*Data to process*
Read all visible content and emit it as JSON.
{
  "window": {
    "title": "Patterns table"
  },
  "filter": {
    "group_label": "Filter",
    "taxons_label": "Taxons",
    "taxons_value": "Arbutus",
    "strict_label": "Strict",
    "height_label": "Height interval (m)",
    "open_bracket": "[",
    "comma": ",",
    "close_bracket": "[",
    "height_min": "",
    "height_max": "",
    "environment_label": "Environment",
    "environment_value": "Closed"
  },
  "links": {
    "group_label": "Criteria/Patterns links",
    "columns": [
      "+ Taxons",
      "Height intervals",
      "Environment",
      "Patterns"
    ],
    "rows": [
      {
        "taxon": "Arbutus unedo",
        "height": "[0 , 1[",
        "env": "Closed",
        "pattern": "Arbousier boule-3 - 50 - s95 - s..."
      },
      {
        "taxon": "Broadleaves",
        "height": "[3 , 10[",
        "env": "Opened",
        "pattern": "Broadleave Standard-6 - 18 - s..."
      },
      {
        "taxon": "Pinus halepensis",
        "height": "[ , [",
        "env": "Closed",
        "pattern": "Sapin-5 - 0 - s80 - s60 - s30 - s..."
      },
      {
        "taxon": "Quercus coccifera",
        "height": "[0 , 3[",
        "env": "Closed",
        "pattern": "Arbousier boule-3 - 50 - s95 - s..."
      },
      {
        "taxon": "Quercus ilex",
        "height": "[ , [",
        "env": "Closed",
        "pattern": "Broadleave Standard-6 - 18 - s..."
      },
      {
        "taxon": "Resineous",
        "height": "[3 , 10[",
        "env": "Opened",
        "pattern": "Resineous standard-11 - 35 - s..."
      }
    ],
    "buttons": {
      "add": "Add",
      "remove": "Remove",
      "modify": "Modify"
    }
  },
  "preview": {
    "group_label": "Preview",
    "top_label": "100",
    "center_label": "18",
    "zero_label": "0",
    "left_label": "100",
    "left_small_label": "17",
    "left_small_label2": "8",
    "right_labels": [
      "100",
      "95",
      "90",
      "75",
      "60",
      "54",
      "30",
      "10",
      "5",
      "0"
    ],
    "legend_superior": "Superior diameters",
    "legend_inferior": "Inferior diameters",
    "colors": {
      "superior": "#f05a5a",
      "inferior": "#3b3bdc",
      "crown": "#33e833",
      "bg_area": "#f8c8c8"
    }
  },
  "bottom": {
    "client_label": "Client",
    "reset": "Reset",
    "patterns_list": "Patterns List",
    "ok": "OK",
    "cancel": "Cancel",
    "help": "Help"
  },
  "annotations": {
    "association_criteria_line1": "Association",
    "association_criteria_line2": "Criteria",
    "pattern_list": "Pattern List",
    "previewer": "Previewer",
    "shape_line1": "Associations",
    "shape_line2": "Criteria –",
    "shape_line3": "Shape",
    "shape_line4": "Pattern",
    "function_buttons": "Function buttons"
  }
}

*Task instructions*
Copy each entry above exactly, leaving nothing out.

*Output of the task*
Read all visible content and emit it as JSON.
{
  "window": {
    "title": "Patterns table"
  },
  "filter": {
    "group_label": "Filter",
    "taxons_label": "Taxons",
    "taxons_value": "Arbutus",
    "strict_label": "Strict",
    "height_label": "Height interval (m)",
    "open_bracket": "[",
    "comma": ",",
    "close_bracket": "[",
    "height_min": "",
    "height_max": "",
    "environment_label": "Environment",
    "environment_value": "Closed"
  },
  "links": {
    "group_label": "Criteria/Patterns links",
    "columns": [
      "+ Taxons",
      "Height intervals",
      "Environment",
      "Patterns"
    ],
    "rows": [
      {
        "taxon": "Arbutus unedo",
        "height": "[0 , 1[",
        "env": "Closed",
        "pattern": "Arbousier boule-3 - 50 - s95 - s..."
      },
      {
        "taxon": "Broadleaves",
        "height": "[3 , 10[",
        "env": "Opened",
        "pattern": "Broadleave Standard-6 - 18 - s..."
      },
      {
        "taxon": "Pinus halepensis",
        "height": "[ , [",
        "env": "Closed",
        "pattern": "Sapin-5 - 0 - s80 - s60 - s30 - s..."
      },
      {
        "taxon": "Quercus coccifera",
        "height": "[0 , 3[",
        "env": "Closed",
        "pattern": "Arbousier boule-3 - 50 - s95 - s..."
      },
      {
        "taxon": "Quercus ilex",
        "height": "[ , [",
        "env": "Closed",
        "pattern": "Broadleave Standard-6 - 18 - s..."
      },
      {
        "taxon": "Resineous",
        "height": "[3 , 10[",
        "env": "Opened",
        "pattern": "Resineous standard-11 - 35 - s..."
      }
    ],
    "buttons": {
      "add": "Add",
      "remove": "Remove",
      "modify": "Modify"
    }
  },
  "preview": {
    "group_label": "Preview",
    "top_label": "100",
    "center_label": "18",
    "zero_label": "0",
    "left_label": "100",
    "left_small_label": "17",
    "left_small_label2": "8",
    "right_labels": [
      "100",
      "95",
      "90",
      "75",
      "60",
      "54",
      "30",
      "10",
      "5",
      "0"
    ],
    "legend_superior": "Superior diameters",
    "legend_inferior": "Inferior diameters",
    "colors": {
      "superior": "#f05a5a",
      "inferior": "#3b3bdc",
      "crown": "#33e833",
      "bg_area": "#f8c8c8"
    }
  },
  "bottom": {
    "client_label": "Client",
    "reset": "Reset",
    "patterns_list": "Patterns List",
    "ok": "OK",
    "cancel": "Cancel",
    "help": "Help"
  },
  "annotations": {
    "association_criteria_line1": "Association",
    "association_criteria_line2": "Criteria",
    "pattern_list": "Pattern List",
    "previewer": "Previewer",
    "shape_line1": "Associations",
    "shape_line2": "Criteria –",
    "shape_line3": "Shape",
    "shape_line4": "Pattern",
    "function_buttons": "Function buttons"
  }
}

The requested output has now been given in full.